⟨
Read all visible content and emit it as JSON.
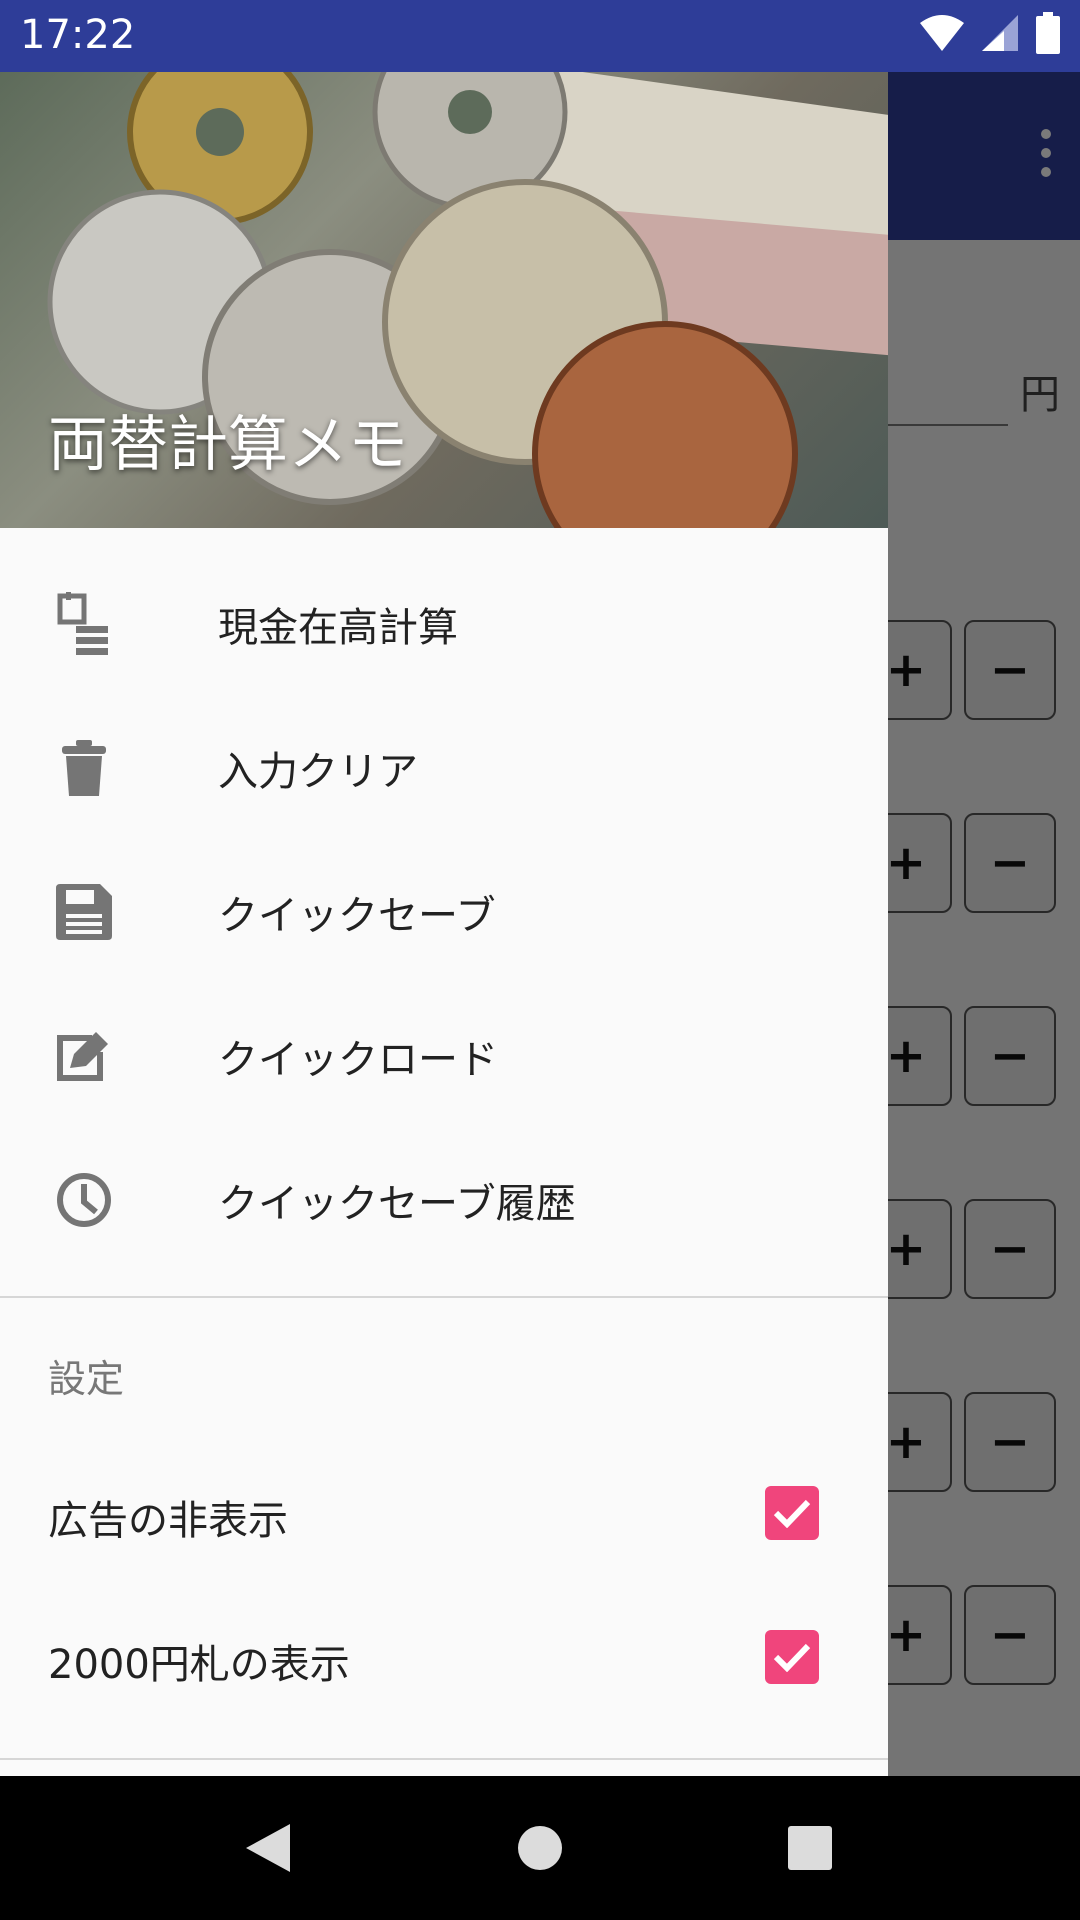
{
  "status_bar": {
    "time": "17:22"
  },
  "app": {
    "unit_label": "円",
    "plus_label": "+",
    "minus_label": "−"
  },
  "drawer": {
    "title": "両替計算メモ",
    "menu_items": [
      {
        "label": "現金在高計算",
        "icon": "cash-calculation-icon"
      },
      {
        "label": "入力クリア",
        "icon": "trash-icon"
      },
      {
        "label": "クイックセーブ",
        "icon": "save-icon"
      },
      {
        "label": "クイックロード",
        "icon": "load-icon"
      },
      {
        "label": "クイックセーブ履歴",
        "icon": "history-icon"
      }
    ],
    "settings_section": "設定",
    "settings": [
      {
        "label": "広告の非表示",
        "checked": true
      },
      {
        "label": "2000円札の表示",
        "checked": true
      }
    ]
  },
  "colors": {
    "primary": "#2e3d98",
    "accent": "#f0457c"
  }
}
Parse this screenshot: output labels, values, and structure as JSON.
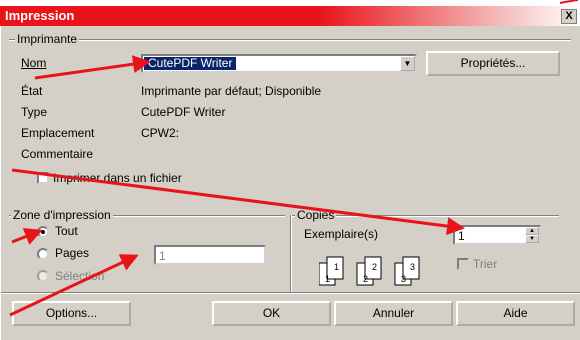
{
  "window": {
    "title": "Impression",
    "close_glyph": "X"
  },
  "printer": {
    "group_label": "Imprimante",
    "name_label": "Nom",
    "name_value": "CutePDF Writer",
    "properties_button": "Propriétés...",
    "status_label": "État",
    "status_value": "Imprimante par défaut; Disponible",
    "type_label": "Type",
    "type_value": "CutePDF Writer",
    "location_label": "Emplacement",
    "location_value": "CPW2:",
    "comment_label": "Commentaire",
    "print_to_file_label": "Imprimer dans un fichier"
  },
  "range": {
    "group_label": "Zone d'impression",
    "all_label": "Tout",
    "pages_label": "Pages",
    "pages_value": "1",
    "selection_label": "Sélection"
  },
  "copies": {
    "group_label": "Copies",
    "count_label": "Exemplaire(s)",
    "count_value": "1",
    "collate_label": "Trier",
    "icon_numbers": [
      "1",
      "1",
      "2",
      "2",
      "3",
      "3"
    ]
  },
  "buttons": {
    "options": "Options...",
    "ok": "OK",
    "cancel": "Annuler",
    "help": "Aide"
  },
  "colors": {
    "arrow": "#e8141a",
    "titlebar": "#e8141a",
    "dialog": "#d4d0c8"
  }
}
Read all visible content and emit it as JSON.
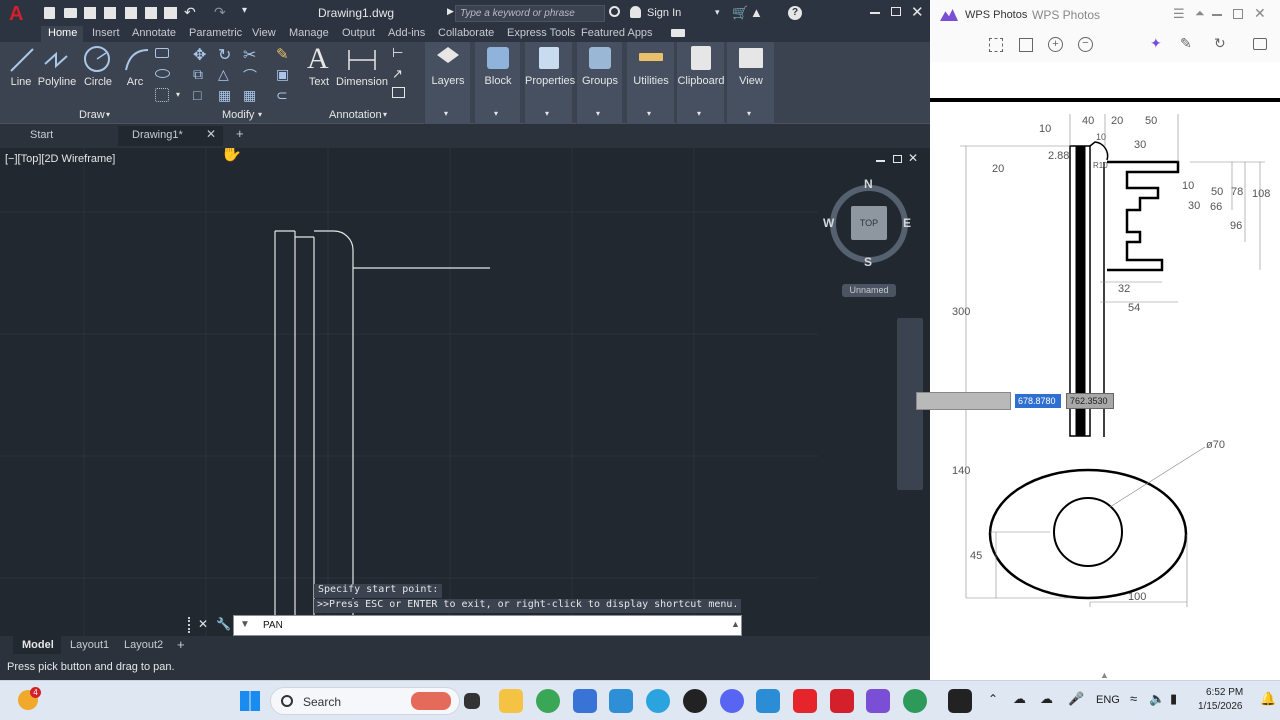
{
  "acad": {
    "title": "Drawing1.dwg",
    "search_placeholder": "Type a keyword or phrase",
    "sign_in": "Sign In",
    "menu_tabs": [
      "Home",
      "Insert",
      "Annotate",
      "Parametric",
      "View",
      "Manage",
      "Output",
      "Add-ins",
      "Collaborate",
      "Express Tools",
      "Featured Apps"
    ],
    "draw_tools": [
      "Line",
      "Polyline",
      "Circle",
      "Arc"
    ],
    "panels": {
      "draw": "Draw",
      "modify": "Modify",
      "annotation": "Annotation"
    },
    "annotation_tools": [
      "Text",
      "Dimension"
    ],
    "big_buttons": [
      "Layers",
      "Block",
      "Properties",
      "Groups",
      "Utilities",
      "Clipboard",
      "View"
    ],
    "file_tabs": {
      "start": "Start",
      "drawing": "Drawing1*"
    },
    "viewport_label": "[−][Top][2D Wireframe]",
    "viewcube": {
      "n": "N",
      "s": "S",
      "e": "E",
      "w": "W",
      "face": "TOP",
      "ucs": "Unnamed"
    },
    "command_history": [
      "Specify start point:",
      ">>Press ESC or ENTER to exit, or right-click to display shortcut menu."
    ],
    "command_input": "PAN",
    "layout_tabs": [
      "Model",
      "Layout1",
      "Layout2"
    ],
    "status_text": "Press pick button and drag to pan."
  },
  "wps": {
    "logo_text": "WPS Photos",
    "tab_text": "WPS Photos",
    "coord_x": "678.8780",
    "coord_y": "762.3530",
    "dims": [
      "10",
      "40",
      "20",
      "50",
      "10",
      "2.88",
      "30",
      "20",
      "10",
      "50",
      "78",
      "108",
      "30",
      "66",
      "96",
      "300",
      "32",
      "54",
      "ø70",
      "140",
      "45",
      "100",
      "R10"
    ]
  },
  "taskbar": {
    "search": "Search",
    "lang": "ENG",
    "time": "6:52 PM",
    "date": "1/15/2026",
    "badge": "4"
  },
  "colors": {
    "accent_red": "#d3202a",
    "viewport": "#212830",
    "ribbon": "#3b4350"
  }
}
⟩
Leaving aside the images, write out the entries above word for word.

EXPECTED OUTPUT:
Read all visible content and emit it as JSON.
{
  "status_bar": {
    "time": "17:22"
  },
  "app": {
    "unit_label": "円",
    "plus_label": "+",
    "minus_label": "−"
  },
  "drawer": {
    "title": "両替計算メモ",
    "menu_items": [
      {
        "label": "現金在高計算",
        "icon": "cash-calculation-icon"
      },
      {
        "label": "入力クリア",
        "icon": "trash-icon"
      },
      {
        "label": "クイックセーブ",
        "icon": "save-icon"
      },
      {
        "label": "クイックロード",
        "icon": "load-icon"
      },
      {
        "label": "クイックセーブ履歴",
        "icon": "history-icon"
      }
    ],
    "settings_section": "設定",
    "settings": [
      {
        "label": "広告の非表示",
        "checked": true
      },
      {
        "label": "2000円札の表示",
        "checked": true
      }
    ]
  },
  "colors": {
    "primary": "#2e3d98",
    "accent": "#f0457c"
  }
}
Parse this screenshot: output labels, values, and structure as JSON.
{
  "window": {
    "title": "Impression",
    "close_glyph": "X"
  },
  "printer": {
    "group_label": "Imprimante",
    "name_label": "Nom",
    "name_value": "CutePDF Writer",
    "properties_button": "Propriétés...",
    "status_label": "État",
    "status_value": "Imprimante par défaut; Disponible",
    "type_label": "Type",
    "type_value": "CutePDF Writer",
    "location_label": "Emplacement",
    "location_value": "CPW2:",
    "comment_label": "Commentaire",
    "print_to_file_label": "Imprimer dans un fichier"
  },
  "range": {
    "group_label": "Zone d'impression",
    "all_label": "Tout",
    "pages_label": "Pages",
    "pages_value": "1",
    "selection_label": "Sélection"
  },
  "copies": {
    "group_label": "Copies",
    "count_label": "Exemplaire(s)",
    "count_value": "1",
    "collate_label": "Trier",
    "icon_numbers": [
      "1",
      "1",
      "2",
      "2",
      "3",
      "3"
    ]
  },
  "buttons": {
    "options": "Options...",
    "ok": "OK",
    "cancel": "Annuler",
    "help": "Aide"
  },
  "colors": {
    "arrow": "#e8141a",
    "titlebar": "#e8141a",
    "dialog": "#d4d0c8"
  }
}
Read all visible content and emit it as JSON.
{
  "acad": {
    "title": "Drawing1.dwg",
    "search_placeholder": "Type a keyword or phrase",
    "sign_in": "Sign In",
    "menu_tabs": [
      "Home",
      "Insert",
      "Annotate",
      "Parametric",
      "View",
      "Manage",
      "Output",
      "Add-ins",
      "Collaborate",
      "Express Tools",
      "Featured Apps"
    ],
    "draw_tools": [
      "Line",
      "Polyline",
      "Circle",
      "Arc"
    ],
    "panels": {
      "draw": "Draw",
      "modify": "Modify",
      "annotation": "Annotation"
    },
    "annotation_tools": [
      "Text",
      "Dimension"
    ],
    "big_buttons": [
      "Layers",
      "Block",
      "Properties",
      "Groups",
      "Utilities",
      "Clipboard",
      "View"
    ],
    "file_tabs": {
      "start": "Start",
      "drawing": "Drawing1*"
    },
    "viewport_label": "[−][Top][2D Wireframe]",
    "viewcube": {
      "n": "N",
      "s": "S",
      "e": "E",
      "w": "W",
      "face": "TOP",
      "ucs": "Unnamed"
    },
    "command_history": [
      "Specify start point:",
      ">>Press ESC or ENTER to exit, or right-click to display shortcut menu."
    ],
    "command_input": "PAN",
    "layout_tabs": [
      "Model",
      "Layout1",
      "Layout2"
    ],
    "status_text": "Press pick button and drag to pan."
  },
  "wps": {
    "logo_text": "WPS Photos",
    "tab_text": "WPS Photos",
    "coord_x": "678.8780",
    "coord_y": "762.3530",
    "dims": [
      "10",
      "40",
      "20",
      "50",
      "10",
      "2.88",
      "30",
      "20",
      "10",
      "50",
      "78",
      "108",
      "30",
      "66",
      "96",
      "300",
      "32",
      "54",
      "ø70",
      "140",
      "45",
      "100",
      "R10"
    ]
  },
  "taskbar": {
    "search": "Search",
    "lang": "ENG",
    "time": "6:52 PM",
    "date": "1/15/2026",
    "badge": "4"
  },
  "colors": {
    "accent_red": "#d3202a",
    "viewport": "#212830",
    "ribbon": "#3b4350"
  }
}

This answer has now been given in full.